There are simply too many ships fishing within Fiji waters for too little tuna stocks.
This was the message Radhika Kumar, a representative of the Fiji Tuna Boat Owners Association who was a panelist at last week’s public lecture on Fiji’s tuna industry.
Kumar, who is also the general manager of Solander Pacific Limited, said the association would like to see more action taken to create a more even field for locally-owned vessels and those which were highly-subsidised.
“The fundamental problem is that there are too many boats chasing too little fish and that situation is getting worse despite the warning form the science community,” Mrs Kumar said.
“These vessels are very heavily-subsidised, so every day we go to sea, the vessel alongside us are getting as much as $US1000 ($F1884) a day in fuel subsidy alone.”
She said while the association welcomed initiatives by the Fiji Government to help ease the strain on locally-owned vessels, more was needed to be done.
“The Fiji vessel is totally unsubsidised and to ease our situation in Fiji, the government has reduced the licences. But as you are all aware, tuna is a very highly migratory species, so Fiji should now go to our neighbouring countries such as Solomon Islands, Vanuatu and Tuvalu and ask them to do the same.”

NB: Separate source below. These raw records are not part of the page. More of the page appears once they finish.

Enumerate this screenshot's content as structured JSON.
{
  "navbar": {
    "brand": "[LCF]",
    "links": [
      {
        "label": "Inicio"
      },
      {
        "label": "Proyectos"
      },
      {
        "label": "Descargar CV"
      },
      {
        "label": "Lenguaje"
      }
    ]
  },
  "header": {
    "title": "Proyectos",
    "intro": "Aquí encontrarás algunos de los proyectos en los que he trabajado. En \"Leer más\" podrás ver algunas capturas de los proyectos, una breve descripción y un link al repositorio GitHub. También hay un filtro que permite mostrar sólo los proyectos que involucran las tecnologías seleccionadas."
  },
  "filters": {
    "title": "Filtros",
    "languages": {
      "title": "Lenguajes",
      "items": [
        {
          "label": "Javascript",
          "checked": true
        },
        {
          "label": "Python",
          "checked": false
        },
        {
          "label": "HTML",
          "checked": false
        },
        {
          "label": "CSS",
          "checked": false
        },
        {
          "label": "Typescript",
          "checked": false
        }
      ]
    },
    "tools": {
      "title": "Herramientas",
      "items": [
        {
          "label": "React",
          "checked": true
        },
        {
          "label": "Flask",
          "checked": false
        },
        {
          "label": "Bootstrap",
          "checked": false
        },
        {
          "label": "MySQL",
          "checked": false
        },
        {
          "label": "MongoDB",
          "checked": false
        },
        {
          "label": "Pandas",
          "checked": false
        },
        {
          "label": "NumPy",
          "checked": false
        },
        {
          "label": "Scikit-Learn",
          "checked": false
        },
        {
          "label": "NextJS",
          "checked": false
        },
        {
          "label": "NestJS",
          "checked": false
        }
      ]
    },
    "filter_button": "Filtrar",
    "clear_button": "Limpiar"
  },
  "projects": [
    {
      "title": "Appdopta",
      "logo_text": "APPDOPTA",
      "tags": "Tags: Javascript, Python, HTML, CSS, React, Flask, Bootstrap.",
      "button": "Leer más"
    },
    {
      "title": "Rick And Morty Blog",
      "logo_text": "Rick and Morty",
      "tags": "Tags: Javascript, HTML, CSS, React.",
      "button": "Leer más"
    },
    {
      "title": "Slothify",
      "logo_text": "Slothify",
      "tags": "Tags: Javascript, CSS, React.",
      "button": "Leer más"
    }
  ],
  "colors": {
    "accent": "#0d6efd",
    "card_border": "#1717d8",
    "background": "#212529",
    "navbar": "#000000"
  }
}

Meanwhile, this is the time to begin bettering fisheries management — before it becomes more than an economic problem.
This was the sentiment of panelist Bubba Cook at a public lecture earlier this week at USP’s Marine Campus.
Cook, who represented the World Wildlife Fund (WWF) on the panel, said it was a “luxury” that at present the tuna issue was an economic one and not a biological one, and that a combined regional effort was paramount.
“We’re in a situation where we have issues with increased capacity in the region and we’re figuring out ways to deal with that increased capacity and it basically boils down to political will,” Cook said.
“Fiji has shown that political will by reducing the licence numbers here in Fiji’s waters. But reducing it by five or 10, while it’s positive and it’s great we also have to consider the fact that there are over 3000 vessels fishing in this region.”
He said a regional effort to insist that the Western and Central Pacific Fishing Commission (WCPFC) tackle the problem now was necessary.
“And that’s going to take everyone at this table and everyone in this room lobbying the appropriate people to make that happen because it’s not going to happen otherwise. It’s going to take the collective will of the people in this region and the people behind this table to push the WCPFC to take this issue further instead of ignoring it at the WCPFC meetings like it has for the last two years.”…
SUVA, (FIJI TIMES)